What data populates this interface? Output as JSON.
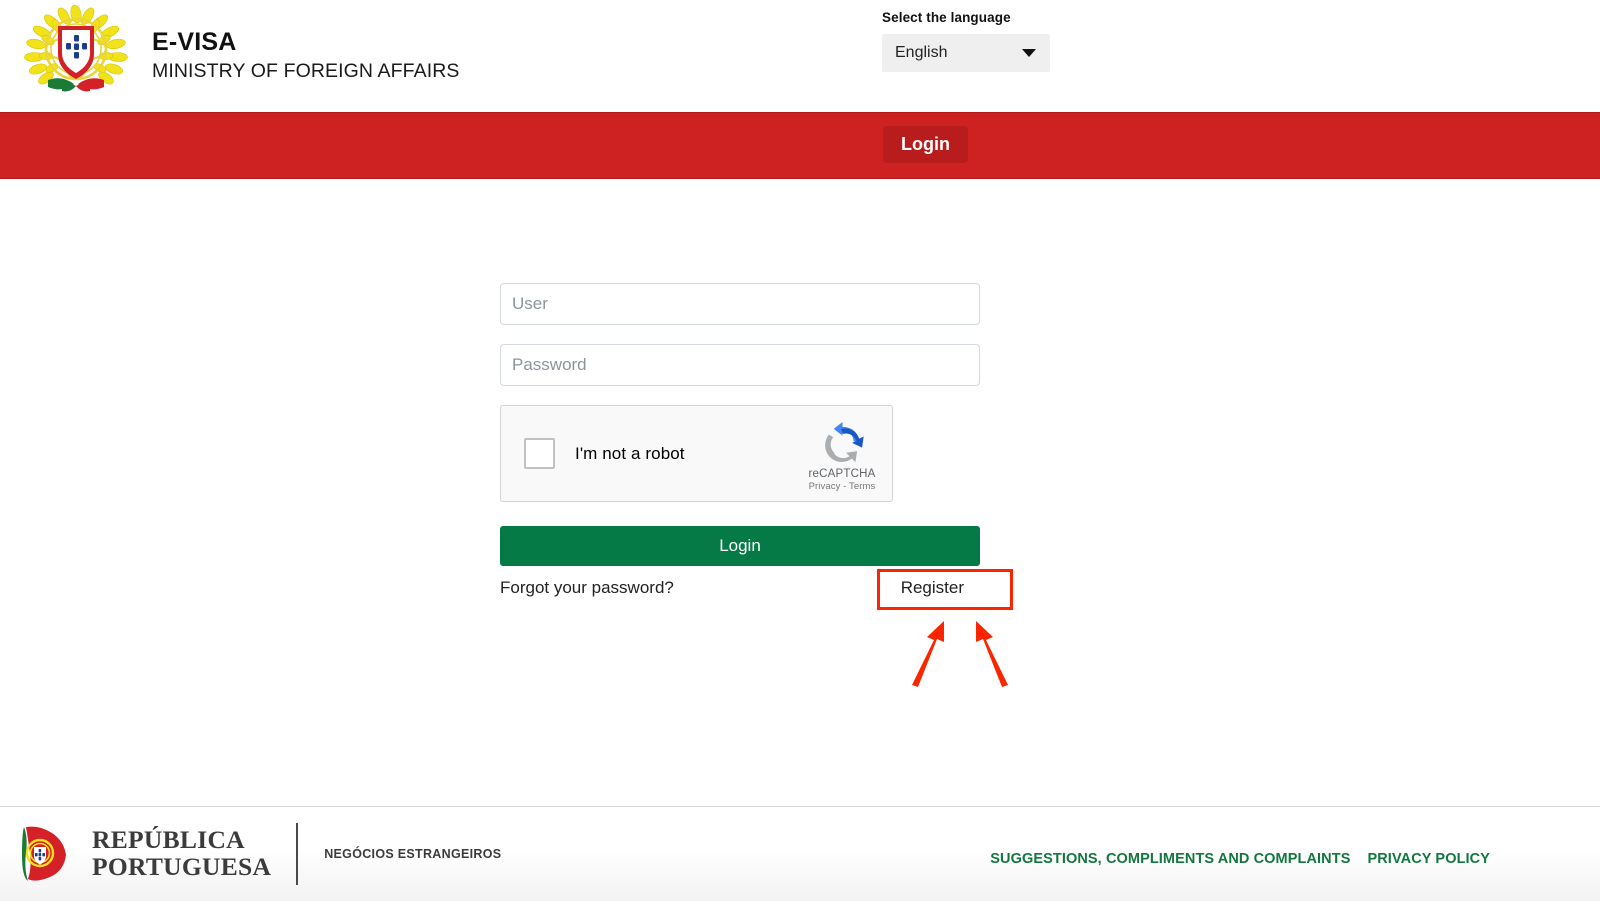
{
  "header": {
    "brand_title": "E-VISA",
    "brand_subtitle": "MINISTRY OF FOREIGN AFFAIRS",
    "logo_name": "portugal-coat-of-arms",
    "language": {
      "label": "Select the language",
      "selected": "English",
      "caret_icon": "chevron-down-icon"
    }
  },
  "nav": {
    "items": [
      {
        "label": "Login",
        "active": true
      }
    ],
    "bar_color": "#ce2121",
    "active_color": "#b81c1c"
  },
  "form": {
    "user_placeholder": "User",
    "password_placeholder": "Password",
    "user_value": "",
    "password_value": "",
    "recaptcha": {
      "checkbox_label": "I'm not a robot",
      "brand": "reCAPTCHA",
      "terms": "Privacy - Terms",
      "logo_name": "recaptcha-logo",
      "checked": false
    },
    "login_label": "Login",
    "login_color": "#057a46",
    "forgot_label": "Forgot your password?",
    "register_label": "Register"
  },
  "annotation": {
    "highlight_target": "Register",
    "color": "#fa2600",
    "arrow_count": 2
  },
  "footer": {
    "logo_name": "republica-portuguesa-logo",
    "logo_line1": "REPÚBLICA",
    "logo_line2": "PORTUGUESA",
    "department": "NEGÓCIOS ESTRANGEIROS",
    "links": [
      "SUGGESTIONS, COMPLIMENTS AND COMPLAINTS",
      "PRIVACY POLICY"
    ],
    "link_color": "#12773f"
  }
}
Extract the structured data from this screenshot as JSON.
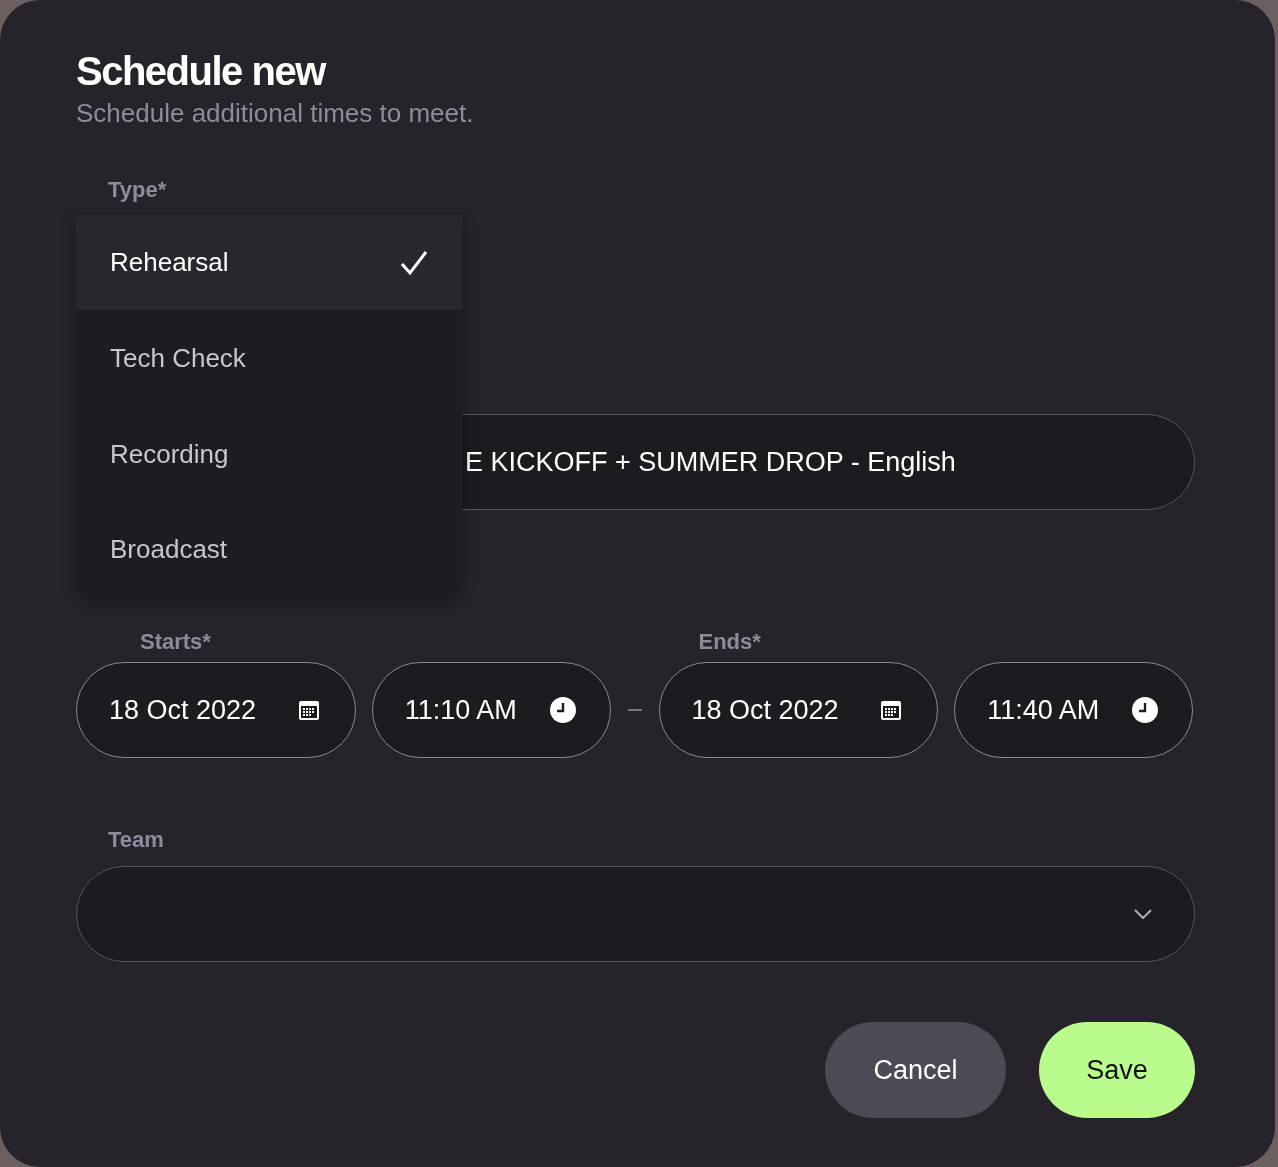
{
  "dialog": {
    "title": "Schedule new",
    "subtitle": "Schedule additional times to meet."
  },
  "type_field": {
    "label": "Type*",
    "options": [
      {
        "label": "Rehearsal",
        "selected": true
      },
      {
        "label": "Tech Check",
        "selected": false
      },
      {
        "label": "Recording",
        "selected": false
      },
      {
        "label": "Broadcast",
        "selected": false
      }
    ]
  },
  "field_2": {
    "value": "E KICKOFF + SUMMER DROP - English"
  },
  "starts": {
    "label": "Starts*",
    "date": "18 Oct 2022",
    "time": "11:10 AM"
  },
  "ends": {
    "label": "Ends*",
    "date": "18 Oct 2022",
    "time": "11:40 AM"
  },
  "team": {
    "label": "Team"
  },
  "buttons": [
    {
      "label": "Cancel",
      "kind": "secondary"
    },
    {
      "label": "Save",
      "kind": "primary"
    }
  ]
}
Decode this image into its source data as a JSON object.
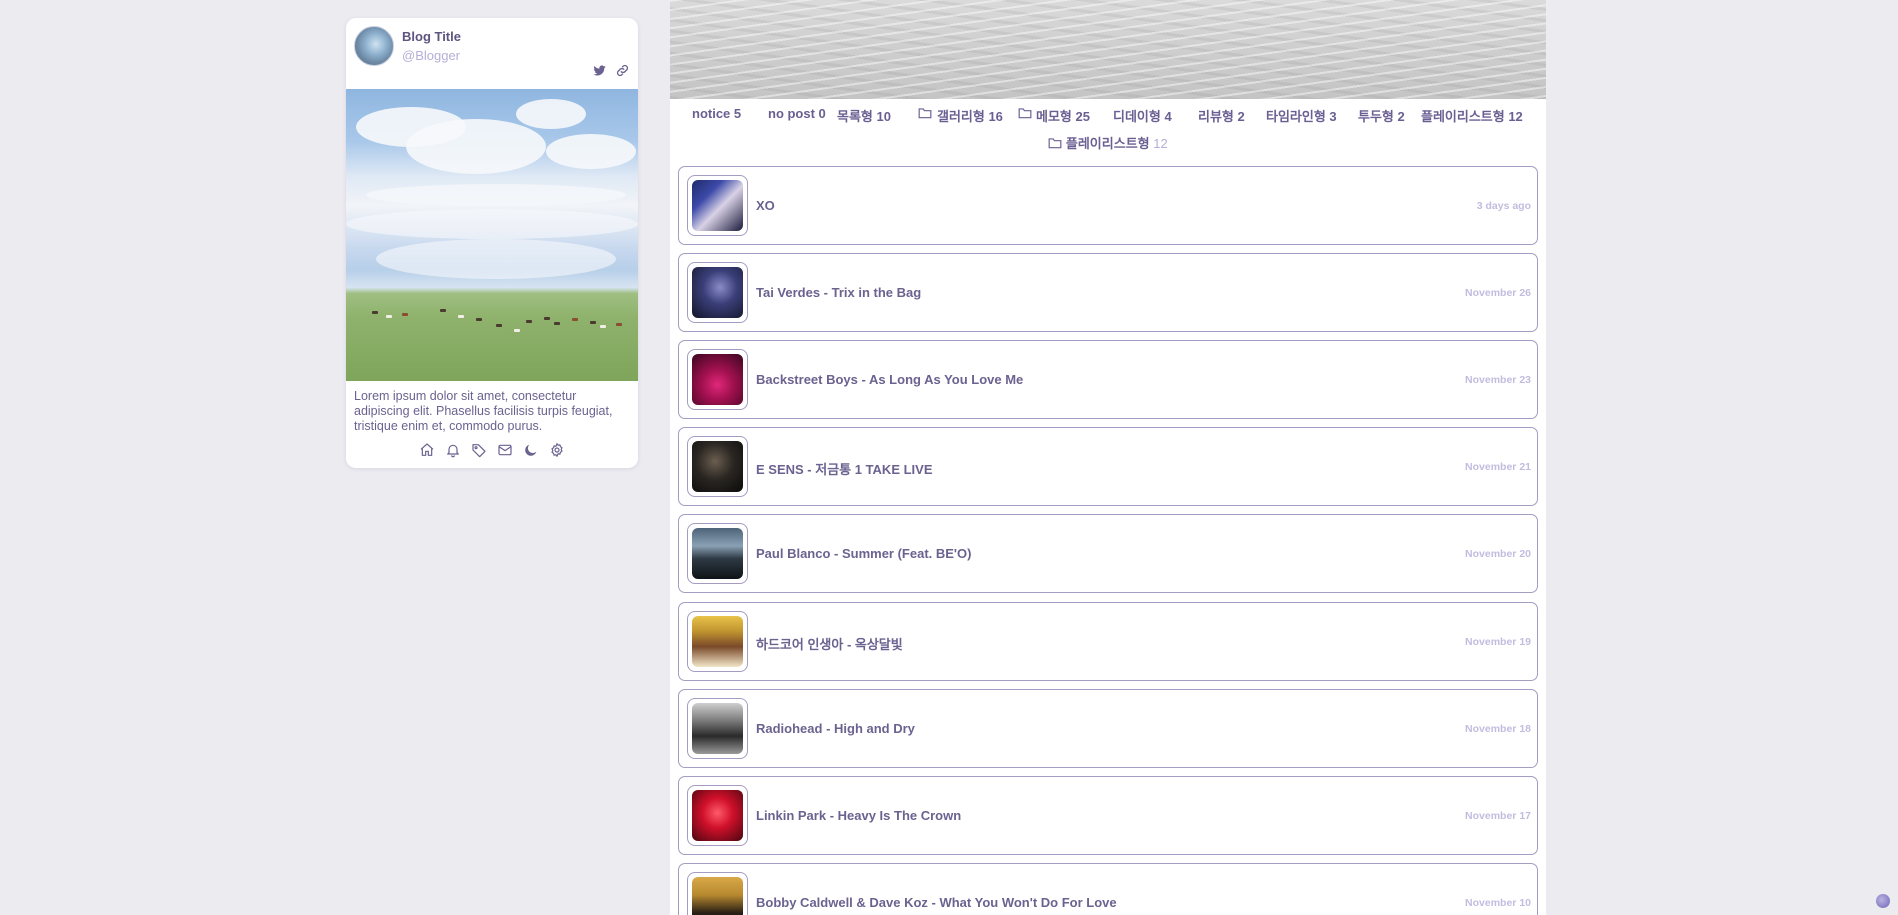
{
  "profile": {
    "title": "Blog Title",
    "handle": "@Blogger",
    "social_icons": [
      "twitter-icon",
      "link-icon"
    ],
    "about": "Lorem ipsum dolor sit amet, consectetur adipiscing elit. Phasellus facilisis turpis feugiat, tristique enim et, commodo purus.",
    "menu_icons": [
      "home-icon",
      "bell-icon",
      "tag-icon",
      "mail-icon",
      "moon-icon",
      "gear-icon"
    ]
  },
  "categories": {
    "line1": [
      {
        "label": "notice 5",
        "folder": false
      },
      {
        "label": "no post 0",
        "folder": false
      },
      {
        "label": "목록형 10",
        "folder": false
      },
      {
        "label": "갤러리형 16",
        "folder": true
      },
      {
        "label": "메모형 25",
        "folder": true
      },
      {
        "label": "디데이형 4",
        "folder": false
      },
      {
        "label": "리뷰형 2",
        "folder": false
      },
      {
        "label": "타임라인형 3",
        "folder": false
      },
      {
        "label": "투두형 2",
        "folder": false
      },
      {
        "label": "플레이리스트형 12",
        "folder": false
      }
    ],
    "active": {
      "label": "플레이리스트형",
      "count": "12"
    }
  },
  "posts": [
    {
      "title": "XO",
      "date": "3 days ago"
    },
    {
      "title": "Tai Verdes - Trix in the Bag",
      "date": "November 26"
    },
    {
      "title": "Backstreet Boys - As Long As You Love Me",
      "date": "November 23"
    },
    {
      "title": "E SENS - 저금통 1 TAKE LIVE",
      "date": "November 21"
    },
    {
      "title": "Paul Blanco - Summer (Feat. BE'O)",
      "date": "November 20"
    },
    {
      "title": "하드코어 인생아 - 옥상달빛",
      "date": "November 19"
    },
    {
      "title": "Radiohead - High and Dry",
      "date": "November 18"
    },
    {
      "title": "Linkin Park - Heavy Is The Crown",
      "date": "November 17"
    },
    {
      "title": "Bobby Caldwell & Dave Koz - What You Won't Do For Love",
      "date": "November 10"
    }
  ],
  "colors": {
    "accent": "#6b6290",
    "muted": "#b6aed6",
    "border": "#a49cc2",
    "background": "#ecebf0"
  }
}
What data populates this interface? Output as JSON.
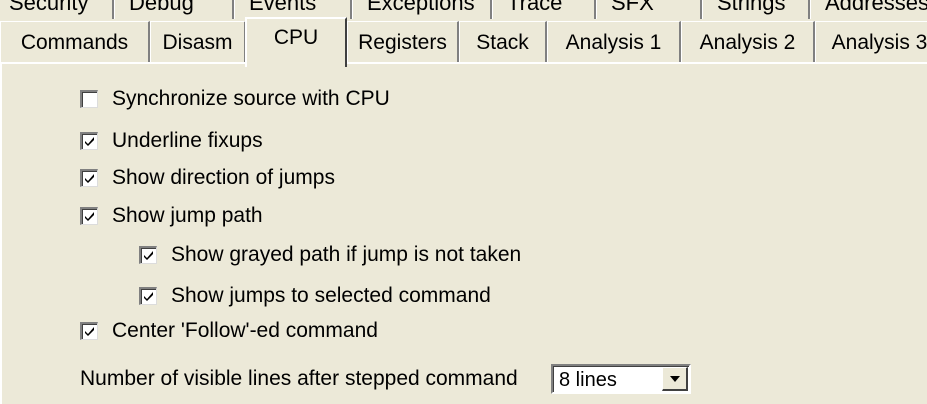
{
  "tabs_top": [
    {
      "label": "Security"
    },
    {
      "label": "Debug"
    },
    {
      "label": "Events"
    },
    {
      "label": "Exceptions"
    },
    {
      "label": "Trace"
    },
    {
      "label": "SFX"
    },
    {
      "label": "Strings"
    },
    {
      "label": "Addresses"
    }
  ],
  "tabs_main": [
    {
      "label": "Commands"
    },
    {
      "label": "Disasm"
    },
    {
      "label": "CPU",
      "active": true
    },
    {
      "label": "Registers"
    },
    {
      "label": "Stack"
    },
    {
      "label": "Analysis 1"
    },
    {
      "label": "Analysis 2"
    },
    {
      "label": "Analysis 3"
    }
  ],
  "options": [
    {
      "label": "Synchronize source with CPU",
      "checked": false
    },
    {
      "label": "Underline fixups",
      "checked": true
    },
    {
      "label": "Show direction of jumps",
      "checked": true
    },
    {
      "label": "Show jump path",
      "checked": true
    },
    {
      "label": "Show grayed path if jump is not taken",
      "checked": true
    },
    {
      "label": "Show jumps to selected command",
      "checked": true
    },
    {
      "label": "Center 'Follow'-ed command",
      "checked": true
    }
  ],
  "lines_setting": {
    "label": "Number of visible lines after stepped command",
    "value": "8 lines"
  },
  "icons": {
    "checkmark": "checkmark-icon",
    "dropdown": "chevron-down-icon"
  },
  "colors": {
    "panel_bg": "#ece9d8",
    "field_bg": "#ffffff",
    "shadow": "#808080"
  }
}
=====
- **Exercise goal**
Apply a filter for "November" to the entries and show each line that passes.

- **Completed exercise**
      "date": "November 26"
      "date": "November 23"
      "date": "November 21"
      "date": "November 20"
      "date": "November 19"
      "date": "November 18"
      "date": "November 17"
      "date": "November 10"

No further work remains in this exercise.